United States
France (won group F)
Sweden (won group G)
South Africa 

What teams have been eliminated from the 2023 Women’s World Cup? 

New Zealand (first host nation eliminated in WWC history)
Canada (first reigning Olympic Champion to not advance to the knockout stage in the following Women's World Cup)
Costa Rica

Where is the 2023 Women’s World Cup taking place?

The eyes (and cameras) of the world have turned toward host countries Australia and New Zealand. 

In what time zone is the Women’s World Cup taking place?

Well, there's more than one time zone involved, as the battles for the Cup will take place in 10 stadiums in two countries. But suffice it to say that you're looking at times that are anywhere from 12 hours (for matches in Perth, Australia) to 16 hours (all New Zealand-based matches) ahead of EST. 

That means some matches – like Nigeria vs. Canada, the first match of day two (July 21) – will be played early in the day locally but air on what's technically the evening before in the U.S. (in this case, July 20). Who said there's no such thing as time travel?

RELATED: Who could be the breakout star for this young, talented USWNT squad?

Where can you stream the FIFA Women’s World Cup?

We’re living in the future, baby! All matches will be live-streamed on FOXSports.com and via the FOX Sports app, and full replays will also be available. So if you’re not into watching soccer at 3 a.m., you’re covered! 

How can I watch the FIFA Women’s World Cup on live TV?

The FIFA Women’s World Cup will air on FOX and FS1. The complete schedule awaits your perusal at FOXSports.com. In addition to all FIFA Women’s World Cup matches, head to your preferred FOX platform for game highlights, replays, stats, player stories, analysis and more. 

How does the knockout phase work in the Women’s World Cup?

Good question! It’s a lot simpler than the knockout phase. From here on out, every match is a "get it done or go home" situation – a loss means it’s the end of the line. 

But what does that mean in a sport that often ends in a tie, and in a tournament that’s seen plenty of them? It still means every showdown is a must-win – it’s just that the matches will last longer. Here’s the exact rule, per FIFA: 

"In the knockout stages, if a match is level at the end of normal playing time, extra time shall be played. Extra time shall consist of two 15-minute periods, with an interval not exceeding five minutes before the first period of extra time begins and a short drinks break (interval) not exceeding one minute at half-time. The players shall remain on the pitch during both of these intervals. 

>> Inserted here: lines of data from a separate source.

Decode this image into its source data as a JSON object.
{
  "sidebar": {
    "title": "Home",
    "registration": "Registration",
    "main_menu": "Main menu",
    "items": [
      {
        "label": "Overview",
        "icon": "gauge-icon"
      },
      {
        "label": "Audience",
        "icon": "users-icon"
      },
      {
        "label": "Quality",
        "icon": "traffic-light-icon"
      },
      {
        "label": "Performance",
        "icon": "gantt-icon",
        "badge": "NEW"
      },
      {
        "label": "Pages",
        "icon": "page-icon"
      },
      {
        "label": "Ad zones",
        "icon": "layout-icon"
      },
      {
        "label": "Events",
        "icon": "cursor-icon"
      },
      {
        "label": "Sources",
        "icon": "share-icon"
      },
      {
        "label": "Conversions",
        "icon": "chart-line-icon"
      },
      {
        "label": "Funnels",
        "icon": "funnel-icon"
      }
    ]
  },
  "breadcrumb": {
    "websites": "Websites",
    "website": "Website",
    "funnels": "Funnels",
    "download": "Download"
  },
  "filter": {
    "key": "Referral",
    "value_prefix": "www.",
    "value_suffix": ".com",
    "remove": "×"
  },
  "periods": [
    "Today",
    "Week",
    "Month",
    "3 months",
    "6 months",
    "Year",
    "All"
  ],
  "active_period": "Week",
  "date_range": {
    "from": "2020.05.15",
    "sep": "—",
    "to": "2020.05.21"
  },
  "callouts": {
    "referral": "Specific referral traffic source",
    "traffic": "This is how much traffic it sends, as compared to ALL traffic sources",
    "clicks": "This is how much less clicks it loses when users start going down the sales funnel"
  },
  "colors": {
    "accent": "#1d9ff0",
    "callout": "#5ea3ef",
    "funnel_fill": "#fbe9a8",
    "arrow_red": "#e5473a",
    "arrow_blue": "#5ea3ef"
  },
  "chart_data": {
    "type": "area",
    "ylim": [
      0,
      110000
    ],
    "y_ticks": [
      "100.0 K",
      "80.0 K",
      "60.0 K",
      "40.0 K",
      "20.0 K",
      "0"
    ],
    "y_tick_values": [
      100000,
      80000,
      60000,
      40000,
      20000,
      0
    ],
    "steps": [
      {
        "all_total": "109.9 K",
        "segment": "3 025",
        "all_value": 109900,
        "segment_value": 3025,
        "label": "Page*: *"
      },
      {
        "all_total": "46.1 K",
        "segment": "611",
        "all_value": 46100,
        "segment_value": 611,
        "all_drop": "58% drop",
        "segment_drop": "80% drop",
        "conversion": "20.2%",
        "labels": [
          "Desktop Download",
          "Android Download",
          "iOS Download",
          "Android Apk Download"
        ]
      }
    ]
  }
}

"If the score is still level at the end of extra time, kicks from the penalty mark shall be taken to determine the winner, in accordance with the procedure specified in the Laws of the Game."

In short, play continues for up to another 30 minutes, and if it’s still tied at the end of that half-hour, it’s time for penalty-kick-a-palooza.

RELATED: 2023 Women's World Cup betting primer: How to bet on soccer

Soccer spoilers

Netherlands vs. South Africa: Netherlands has advanced to the quarterfinals of the Women’s World Cup after a 2-0 win over South Africa. Jill Roord and Lineth Beerensteyn scored at the Sydney Football Stadium to secure the 2019 runners-up a place in the last eight. But the South African attack troubled the Dutch defense at times, forcing goalkeeper Daphne van Domselaar into a string of saves to keep Thembi Kgatlana at bay. Netherlands lost to the United States in the World Cup final four years ago and look like contenders again after finishing above the Americans in Group E. The Dutch will next play Spain at Wellington on Friday for a place in the semifinals.

Sweden vs. United States: Lina Hurtig’s converted her penalty and Sweden knocked the United States out of the World Cup 5-4 on penalties after a scoreless draw at the Women’s World Cup. U.S. goalkeeper Alyssa Naeher tried to argue that she saved Hurtig’s attempt, but it was ruled over the line. The stadium played Abba’s "Dancing Queen" in the stadium as the Swedes celebrated. The United States was trying to win an unprecedented third consecutive World Cup title. Instead, the Americans were eliminated in the Round of 16 for the first time ever. The team’s worst finish had been third place, three times. It was the first match at this World Cup to go to extra time.

Watch the 2023 FIFA Women’s World Cup only on FOX and FS1.